What can happen in ten minutes? What can transfer from soul to screen? From brain to keyboard?

Let’s see.

I’m teaching in 5 days. Forty minutes on the 5th chapter of Mark’s gospel. (I write it this way, because I think language should shock us out or our spiritual sleep — all language; “Mark 5” just sets us up to blow by what is really going on — what is “Mark’s gospel”? What is “gospel”? Who was Mark? … but I digress).

Here’s where I want to start: Jesus exorcises a demon. Jesus heals a woman. Jesus raises a child from the dead. Our first instinct is take a step back and say, “Woah!” and then point to these scriptures (to ourselves and the rest of the world), saying, “You see?!!? You see?!!? You see how awesome this guy is? He wants to heal folks! He wants to set us free! He wants to make you ‘all better’!” And he does, mostly (see the parts about “taking up your cross”)…

But guess what?

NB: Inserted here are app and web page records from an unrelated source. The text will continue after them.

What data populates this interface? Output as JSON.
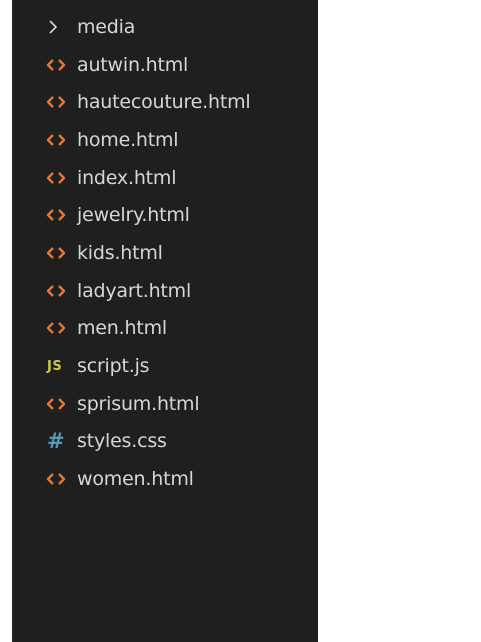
{
  "explorer": {
    "items": [
      {
        "label": "media",
        "kind": "folder",
        "icon": "chevron-right-icon"
      },
      {
        "label": "autwin.html",
        "kind": "html",
        "icon": "html-file-icon"
      },
      {
        "label": "hautecouture.html",
        "kind": "html",
        "icon": "html-file-icon"
      },
      {
        "label": "home.html",
        "kind": "html",
        "icon": "html-file-icon"
      },
      {
        "label": "index.html",
        "kind": "html",
        "icon": "html-file-icon"
      },
      {
        "label": "jewelry.html",
        "kind": "html",
        "icon": "html-file-icon"
      },
      {
        "label": "kids.html",
        "kind": "html",
        "icon": "html-file-icon"
      },
      {
        "label": "ladyart.html",
        "kind": "html",
        "icon": "html-file-icon"
      },
      {
        "label": "men.html",
        "kind": "html",
        "icon": "html-file-icon"
      },
      {
        "label": "script.js",
        "kind": "js",
        "icon": "js-file-icon",
        "icon_text": "JS"
      },
      {
        "label": "sprisum.html",
        "kind": "html",
        "icon": "html-file-icon"
      },
      {
        "label": "styles.css",
        "kind": "css",
        "icon": "css-file-icon",
        "icon_text": "#"
      },
      {
        "label": "women.html",
        "kind": "html",
        "icon": "html-file-icon"
      }
    ]
  },
  "colors": {
    "background": "#1f1f1f",
    "text": "#d6d6d6",
    "html_icon": "#e37933",
    "js_icon": "#cbcb41",
    "css_icon": "#519aba"
  }
}
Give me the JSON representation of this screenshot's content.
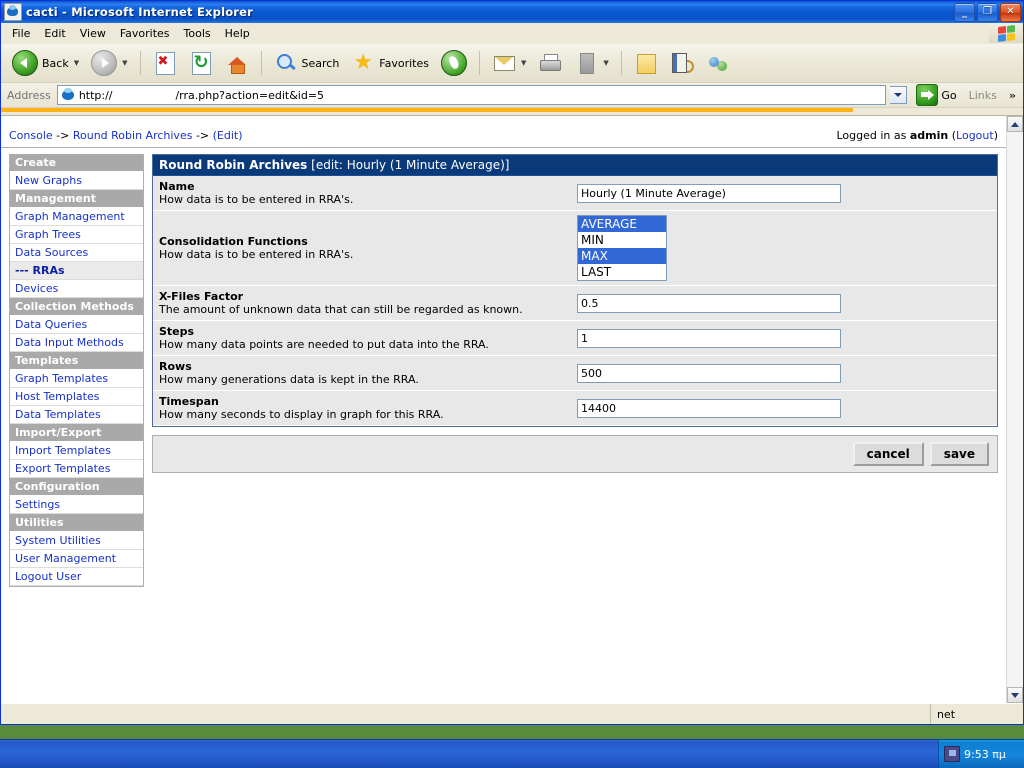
{
  "window": {
    "title": "cacti - Microsoft Internet Explorer",
    "minimize_label": "_",
    "restore_label": "❐",
    "close_label": "✕"
  },
  "menubar": {
    "items": [
      "File",
      "Edit",
      "View",
      "Favorites",
      "Tools",
      "Help"
    ]
  },
  "toolbar": {
    "back_label": "Back",
    "search_label": "Search",
    "favorites_label": "Favorites"
  },
  "address": {
    "label": "Address",
    "url": "http://                  /rra.php?action=edit&id=5",
    "go_label": "Go",
    "links_label": "Links",
    "chevron_label": "»"
  },
  "page": {
    "breadcrumb": {
      "console": "Console",
      "sep1": "->",
      "section": "Round Robin Archives",
      "sep2": "->",
      "current": "(Edit)"
    },
    "login_prefix": "Logged in as",
    "login_user": "admin",
    "login_paren_open": "(",
    "logout_label": "Logout",
    "login_paren_close": ")"
  },
  "sidebar": {
    "sections": [
      {
        "header": "Create",
        "items": [
          {
            "label": "New Graphs",
            "active": false
          }
        ]
      },
      {
        "header": "Management",
        "items": [
          {
            "label": "Graph Management",
            "active": false
          },
          {
            "label": "Graph Trees",
            "active": false
          },
          {
            "label": "Data Sources",
            "active": false
          },
          {
            "label": "--- RRAs",
            "active": true
          },
          {
            "label": "Devices",
            "active": false
          }
        ]
      },
      {
        "header": "Collection Methods",
        "items": [
          {
            "label": "Data Queries",
            "active": false
          },
          {
            "label": "Data Input Methods",
            "active": false
          }
        ]
      },
      {
        "header": "Templates",
        "items": [
          {
            "label": "Graph Templates",
            "active": false
          },
          {
            "label": "Host Templates",
            "active": false
          },
          {
            "label": "Data Templates",
            "active": false
          }
        ]
      },
      {
        "header": "Import/Export",
        "items": [
          {
            "label": "Import Templates",
            "active": false
          },
          {
            "label": "Export Templates",
            "active": false
          }
        ]
      },
      {
        "header": "Configuration",
        "items": [
          {
            "label": "Settings",
            "active": false
          }
        ]
      },
      {
        "header": "Utilities",
        "items": [
          {
            "label": "System Utilities",
            "active": false
          },
          {
            "label": "User Management",
            "active": false
          },
          {
            "label": "Logout User",
            "active": false
          }
        ]
      }
    ]
  },
  "form": {
    "panel_title": "Round Robin Archives",
    "panel_subtitle": "[edit: Hourly (1 Minute Average)]",
    "fields": [
      {
        "name": "Name",
        "description": "How data is to be entered in RRA's.",
        "type": "text",
        "value": "Hourly (1 Minute Average)"
      },
      {
        "name": "Consolidation Functions",
        "description": "How data is to be entered in RRA's.",
        "type": "listbox",
        "options": [
          {
            "label": "AVERAGE",
            "selected": true
          },
          {
            "label": "MIN",
            "selected": false
          },
          {
            "label": "MAX",
            "selected": true
          },
          {
            "label": "LAST",
            "selected": false
          }
        ]
      },
      {
        "name": "X-Files Factor",
        "description": "The amount of unknown data that can still be regarded as known.",
        "type": "text",
        "value": "0.5"
      },
      {
        "name": "Steps",
        "description": "How many data points are needed to put data into the RRA.",
        "type": "text",
        "value": "1"
      },
      {
        "name": "Rows",
        "description": "How many generations data is kept in the RRA.",
        "type": "text",
        "value": "500"
      },
      {
        "name": "Timespan",
        "description": "How many seconds to display in graph for this RRA.",
        "type": "text",
        "value": "14400"
      }
    ],
    "cancel_label": "cancel",
    "save_label": "save"
  },
  "statusbar": {
    "message": "",
    "zone": "net"
  },
  "taskbar": {
    "clock": "9:53 πμ"
  },
  "colors": {
    "title_blue": "#0a58d0",
    "panel_header": "#0b3a7a",
    "link_blue": "#1831c8",
    "nav_header_gray": "#a9a9a9",
    "row_gray": "#e8e8e8",
    "select_highlight": "#3267d6",
    "links_orange": "#ffb11a"
  }
}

<whisper> Other folks healed, exorcised, even raised people…

Peter did it, Paul did it, Elijah and Elisha did it, and that’s just the beginning. Ancient histories are pretty full of people — Jewish, Christian, and pagans — who could heal, exorcise demons and even occasionally resurrect people.

So what do we do with this? Is Jesus actually not that special? Is he just “Ho-Hum Jesus”? “Been-There-Done-That-Blogged-About-It Jesus?”

… Or maybe the healings aren’t the point?

Maybe Jesus’ healings (and by implications, Mark’s stories of the healings) aren’t meant to be just spiritual hocus-pocus (or the plural hocii-pocii?). Maybe Mark wants us to understand something deeper.

I don’t want to give too much away, but I think there is an under-current to the story, something that may be simultaneously more revolutionary and insidious than we ever imagined, and more normal and “every day” than we could ever have dreamed of…

… Because isn’t that who YHWH is, after all? And isn’t that what life with Him is, as well? More revolutionary + subversive, but also more gritty, and “Monday-morning-I-need-my-coffee?” (yes, I’m inventing new words, but it’s my blog, so deal with it lol.)

I’m still processing through, so you’ll have to check the tape in order to hear how deep the rabbit hole goes, but the invitation is there. Stay tuned, and “listen, if you have ears to hear…”